Claude's choice—follow the flower children or obey the law and get shot at overseas—is the closest that Hair gets to drama. The show's book is as lackadaisical as the stoned street people it celebrates. In that first Public Theater production, director Gerald Freedman apparently labored to give it some spine; his reward was to see the show move to an uptown disco, die, and get reborn, as a far looser event, under Tom O'Horgan's direction. After which it moved to Broadway and became an enormous commercial success; looseness, not dramatic spine, was what the public wanted. O'Horgan's nonstop visual inventiveness—some of it drug-fueled, and some the visionary product of one of the most highly cultivated minds ever unleashed in the theater—supplied dazzle. Authors Gerome Ragni and James Rado, with composer Galt MacDermot, balanced it with hippie-beaded charm, stringing onto the few thin strands of plot the glittery sweetness of their perky, tuneful, never-quite-complete songs.
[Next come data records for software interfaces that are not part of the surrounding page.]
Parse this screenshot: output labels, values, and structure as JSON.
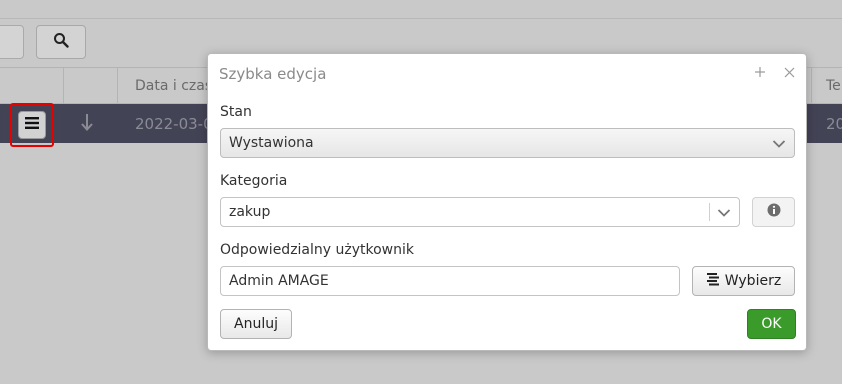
{
  "background": {
    "search_icon": "search-icon",
    "table_headers": [
      "Data i czas",
      "Te"
    ],
    "row_values": [
      "2022-03-0",
      "20"
    ],
    "row_menu_icon": "hamburger-icon",
    "row_sort_icon": "arrow-down-icon"
  },
  "dialog": {
    "title": "Szybka edycja",
    "expand_icon": "plus-icon",
    "close_icon": "close-icon",
    "status": {
      "label": "Stan",
      "value": "Wystawiona"
    },
    "category": {
      "label": "Kategoria",
      "value": "zakup",
      "info_icon": "info-icon"
    },
    "responsible": {
      "label": "Odpowiedzialny użytkownik",
      "value": "Admin AMAGE",
      "choose_label": "Wybierz",
      "choose_icon": "list-icon"
    },
    "cancel_label": "Anuluj",
    "ok_label": "OK"
  },
  "colors": {
    "overlay": "#c9c9c9",
    "selected_row": "#434356",
    "highlight_border": "#e60000",
    "ok_button": "#3a9a2a"
  }
}
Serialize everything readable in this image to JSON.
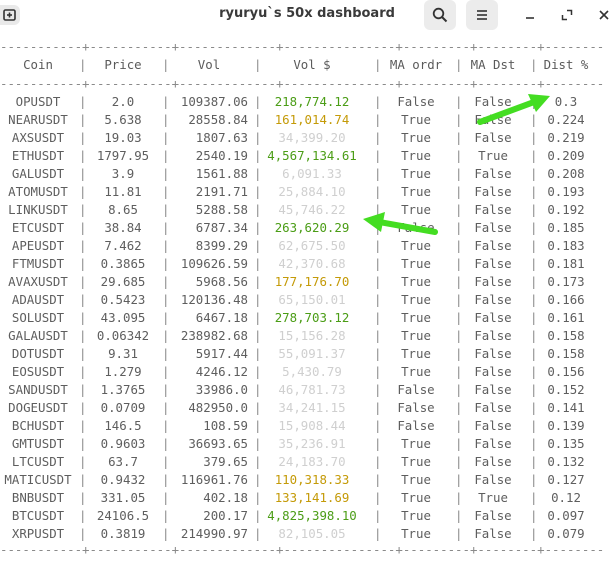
{
  "window": {
    "title": "ryuryu`s 50x dashboard",
    "left_icon": "new-tab-icon",
    "buttons": [
      {
        "name": "search-icon"
      },
      {
        "name": "hamburger-menu-icon"
      },
      {
        "name": "minimize-icon"
      },
      {
        "name": "maximize-icon"
      },
      {
        "name": "close-icon"
      }
    ]
  },
  "table": {
    "headers": [
      "Coin",
      "Price",
      "Vol",
      "Vol $",
      "MA ordr",
      "MA Dst",
      "Dist %"
    ],
    "rows": [
      {
        "coin": "OPUSDT",
        "price": "2.0",
        "vol": "109387.06",
        "vol_usd": "218,774.12",
        "vol_usd_color": "green",
        "ma_ordr": "False",
        "ma_dst": "False",
        "dist": "0.3"
      },
      {
        "coin": "NEARUSDT",
        "price": "5.638",
        "vol": "28558.84",
        "vol_usd": "161,014.74",
        "vol_usd_color": "yellow",
        "ma_ordr": "True",
        "ma_dst": "False",
        "dist": "0.224"
      },
      {
        "coin": "AXSUSDT",
        "price": "19.03",
        "vol": "1807.63",
        "vol_usd": "34,399.20",
        "vol_usd_color": "faint",
        "ma_ordr": "True",
        "ma_dst": "False",
        "dist": "0.219"
      },
      {
        "coin": "ETHUSDT",
        "price": "1797.95",
        "vol": "2540.19",
        "vol_usd": "4,567,134.61",
        "vol_usd_color": "green",
        "ma_ordr": "True",
        "ma_dst": "True",
        "dist": "0.209"
      },
      {
        "coin": "GALUSDT",
        "price": "3.9",
        "vol": "1561.88",
        "vol_usd": "6,091.33",
        "vol_usd_color": "faint",
        "ma_ordr": "True",
        "ma_dst": "False",
        "dist": "0.208"
      },
      {
        "coin": "ATOMUSDT",
        "price": "11.81",
        "vol": "2191.71",
        "vol_usd": "25,884.10",
        "vol_usd_color": "faint",
        "ma_ordr": "True",
        "ma_dst": "False",
        "dist": "0.193"
      },
      {
        "coin": "LINKUSDT",
        "price": "8.65",
        "vol": "5288.58",
        "vol_usd": "45,746.22",
        "vol_usd_color": "faint",
        "ma_ordr": "True",
        "ma_dst": "False",
        "dist": "0.192"
      },
      {
        "coin": "ETCUSDT",
        "price": "38.84",
        "vol": "6787.34",
        "vol_usd": "263,620.29",
        "vol_usd_color": "green",
        "ma_ordr": "False",
        "ma_dst": "False",
        "dist": "0.185"
      },
      {
        "coin": "APEUSDT",
        "price": "7.462",
        "vol": "8399.29",
        "vol_usd": "62,675.50",
        "vol_usd_color": "faint",
        "ma_ordr": "True",
        "ma_dst": "False",
        "dist": "0.183"
      },
      {
        "coin": "FTMUSDT",
        "price": "0.3865",
        "vol": "109626.59",
        "vol_usd": "42,370.68",
        "vol_usd_color": "faint",
        "ma_ordr": "True",
        "ma_dst": "False",
        "dist": "0.181"
      },
      {
        "coin": "AVAXUSDT",
        "price": "29.685",
        "vol": "5968.56",
        "vol_usd": "177,176.70",
        "vol_usd_color": "yellow",
        "ma_ordr": "True",
        "ma_dst": "False",
        "dist": "0.173"
      },
      {
        "coin": "ADAUSDT",
        "price": "0.5423",
        "vol": "120136.48",
        "vol_usd": "65,150.01",
        "vol_usd_color": "faint",
        "ma_ordr": "True",
        "ma_dst": "False",
        "dist": "0.166"
      },
      {
        "coin": "SOLUSDT",
        "price": "43.095",
        "vol": "6467.18",
        "vol_usd": "278,703.12",
        "vol_usd_color": "green",
        "ma_ordr": "True",
        "ma_dst": "False",
        "dist": "0.161"
      },
      {
        "coin": "GALAUSDT",
        "price": "0.06342",
        "vol": "238982.68",
        "vol_usd": "15,156.28",
        "vol_usd_color": "faint",
        "ma_ordr": "True",
        "ma_dst": "False",
        "dist": "0.158"
      },
      {
        "coin": "DOTUSDT",
        "price": "9.31",
        "vol": "5917.44",
        "vol_usd": "55,091.37",
        "vol_usd_color": "faint",
        "ma_ordr": "True",
        "ma_dst": "False",
        "dist": "0.158"
      },
      {
        "coin": "EOSUSDT",
        "price": "1.279",
        "vol": "4246.12",
        "vol_usd": "5,430.79",
        "vol_usd_color": "faint",
        "ma_ordr": "True",
        "ma_dst": "False",
        "dist": "0.156"
      },
      {
        "coin": "SANDUSDT",
        "price": "1.3765",
        "vol": "33986.0",
        "vol_usd": "46,781.73",
        "vol_usd_color": "faint",
        "ma_ordr": "False",
        "ma_dst": "False",
        "dist": "0.152"
      },
      {
        "coin": "DOGEUSDT",
        "price": "0.0709",
        "vol": "482950.0",
        "vol_usd": "34,241.15",
        "vol_usd_color": "faint",
        "ma_ordr": "False",
        "ma_dst": "False",
        "dist": "0.141"
      },
      {
        "coin": "BCHUSDT",
        "price": "146.5",
        "vol": "108.59",
        "vol_usd": "15,908.44",
        "vol_usd_color": "faint",
        "ma_ordr": "False",
        "ma_dst": "False",
        "dist": "0.139"
      },
      {
        "coin": "GMTUSDT",
        "price": "0.9603",
        "vol": "36693.65",
        "vol_usd": "35,236.91",
        "vol_usd_color": "faint",
        "ma_ordr": "True",
        "ma_dst": "False",
        "dist": "0.135"
      },
      {
        "coin": "LTCUSDT",
        "price": "63.7",
        "vol": "379.65",
        "vol_usd": "24,183.70",
        "vol_usd_color": "faint",
        "ma_ordr": "True",
        "ma_dst": "False",
        "dist": "0.132"
      },
      {
        "coin": "MATICUSDT",
        "price": "0.9432",
        "vol": "116961.76",
        "vol_usd": "110,318.33",
        "vol_usd_color": "yellow",
        "ma_ordr": "True",
        "ma_dst": "False",
        "dist": "0.127"
      },
      {
        "coin": "BNBUSDT",
        "price": "331.05",
        "vol": "402.18",
        "vol_usd": "133,141.69",
        "vol_usd_color": "yellow",
        "ma_ordr": "True",
        "ma_dst": "True",
        "dist": "0.12"
      },
      {
        "coin": "BTCUSDT",
        "price": "24106.5",
        "vol": "200.17",
        "vol_usd": "4,825,398.10",
        "vol_usd_color": "green",
        "ma_ordr": "True",
        "ma_dst": "False",
        "dist": "0.097"
      },
      {
        "coin": "XRPUSDT",
        "price": "0.3819",
        "vol": "214990.97",
        "vol_usd": "82,105.05",
        "vol_usd_color": "faint",
        "ma_ordr": "True",
        "ma_dst": "False",
        "dist": "0.079"
      }
    ]
  },
  "colors": {
    "green": "#4b9d16",
    "yellow": "#c49a07",
    "faint": "#cfcfcf",
    "arrow": "#44dd22"
  }
}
Hair is no masterpiece, but as a piece of its time, it's lodged so firmly in the public memory that you can't ever get it out, like party glitter that lingers on your clothes for decades. And maybe that does make it a sort of masterwork: It catches young people's urge for innocent, loving rebelliousness so accurately that, 40 years later, it still seems fresh, performed by and for youngsters who can have only a vague hearsay acquaintance with the life it ostensibly depicts. Diane Paulus's Park production is to O'Horgan's what Kathleen Marshall's Park revival of that other Galt MacDermot musical, Two Gentlemen of Verona, was to Mel Shapiro's original: Everything onstage seems streamlined, simplified, a little unimaginative, a little uniform. The amount of space left for human eccentricity, for a range of shapes and attitudes and personalities, has shrunk over the decades.
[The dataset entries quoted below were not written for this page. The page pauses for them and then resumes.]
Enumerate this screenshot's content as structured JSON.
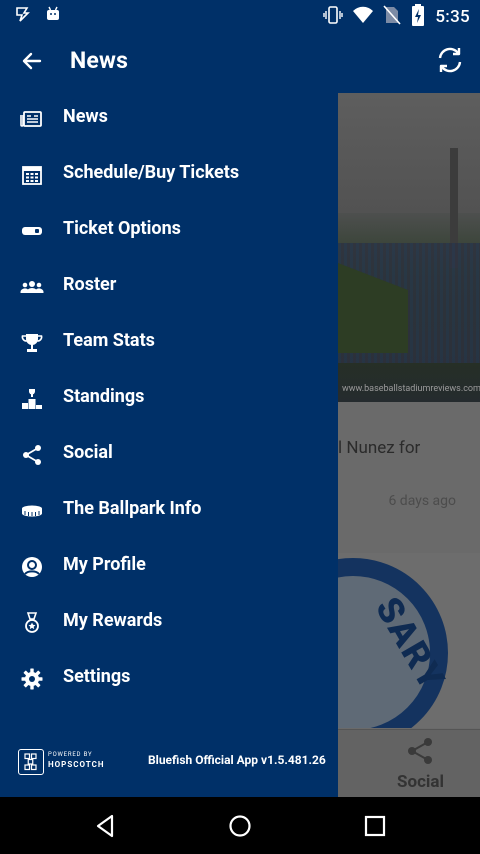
{
  "status_bar": {
    "time": "5:35",
    "left_icons": [
      "hopscotch-notify-icon",
      "android-icon"
    ],
    "right_icons": [
      "vibrate-icon",
      "wifi-icon",
      "no-sim-icon",
      "battery-icon"
    ]
  },
  "app_bar": {
    "title": "News",
    "back_icon": "arrow-back-icon",
    "refresh_icon": "refresh-icon"
  },
  "drawer": {
    "items": [
      {
        "label": "News",
        "icon": "news-icon"
      },
      {
        "label": "Schedule/Buy Tickets",
        "icon": "calendar-icon"
      },
      {
        "label": "Ticket Options",
        "icon": "ticket-icon"
      },
      {
        "label": "Roster",
        "icon": "group-icon"
      },
      {
        "label": "Team Stats",
        "icon": "trophy-icon"
      },
      {
        "label": "Standings",
        "icon": "podium-icon"
      },
      {
        "label": "Social",
        "icon": "share-icon"
      },
      {
        "label": "The Ballpark Info",
        "icon": "stadium-icon"
      },
      {
        "label": "My Profile",
        "icon": "profile-icon"
      },
      {
        "label": "My Rewards",
        "icon": "medal-icon"
      },
      {
        "label": "Settings",
        "icon": "gear-icon"
      }
    ],
    "footer": {
      "powered_by": "POWERED BY",
      "brand": "HOPSCOTCH",
      "version": "Bluefish Official App v1.5.481.26"
    }
  },
  "background": {
    "watermark": "www.baseballstadiumreviews.com",
    "article_snippet": "l Nunez for",
    "article_date": "6 days ago",
    "logo_text": "SARY",
    "bottom_tab_label": "Social"
  },
  "colors": {
    "primary": "#003068",
    "scrim_bg": "#6a6a6a"
  }
}
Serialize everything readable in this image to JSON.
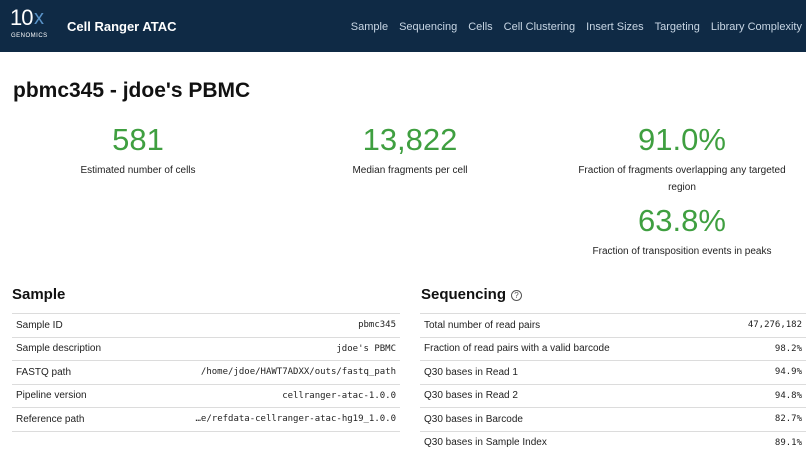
{
  "header": {
    "logo_main": "10",
    "logo_x": "x",
    "logo_sub": "GENOMICS",
    "app_title": "Cell Ranger ATAC",
    "nav": [
      "Sample",
      "Sequencing",
      "Cells",
      "Cell Clustering",
      "Insert Sizes",
      "Targeting",
      "Library Complexity"
    ]
  },
  "page_title": "pbmc345 - jdoe's PBMC",
  "metrics": [
    {
      "value": "581",
      "label": "Estimated number of cells"
    },
    {
      "value": "13,822",
      "label": "Median fragments per cell"
    },
    {
      "value": "91.0%",
      "label": "Fraction of fragments overlapping any targeted region"
    },
    {
      "value": "63.8%",
      "label": "Fraction of transposition events in peaks"
    }
  ],
  "sample": {
    "title": "Sample",
    "rows": [
      {
        "key": "Sample ID",
        "value": "pbmc345"
      },
      {
        "key": "Sample description",
        "value": "jdoe's PBMC"
      },
      {
        "key": "FASTQ path",
        "value": "/home/jdoe/HAWT7ADXX/outs/fastq_path"
      },
      {
        "key": "Pipeline version",
        "value": "cellranger-atac-1.0.0"
      },
      {
        "key": "Reference path",
        "value": "…e/refdata-cellranger-atac-hg19_1.0.0"
      }
    ]
  },
  "sequencing": {
    "title": "Sequencing",
    "help_icon": "?",
    "rows": [
      {
        "key": "Total number of read pairs",
        "value": "47,276,182"
      },
      {
        "key": "Fraction of read pairs with a valid barcode",
        "value": "98.2%"
      },
      {
        "key": "Q30 bases in Read 1",
        "value": "94.9%"
      },
      {
        "key": "Q30 bases in Read 2",
        "value": "94.8%"
      },
      {
        "key": "Q30 bases in Barcode",
        "value": "82.7%"
      },
      {
        "key": "Q30 bases in Sample Index",
        "value": "89.1%"
      }
    ]
  }
}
Inside the narrowed space, though, the spirit still jumps. Though many of Paulus's young cast seem more hardworking than engaging, they clearly love their work. The standout among them, for charm and resourcefulness as well as sheer energy, is Groff, who can get from one end of the Delacorte's wide auditorium to the other faster than any Puck or Ariel I ever saw, and without losing an iota of breath or a flicker of charismatic eye contact. The word "starshine" is distinctly applicable. I pity Christopher J. Hanke, who's replacing Groff for the last three weeks of the run; taking over for a triathlon champ in Beijing would be easier.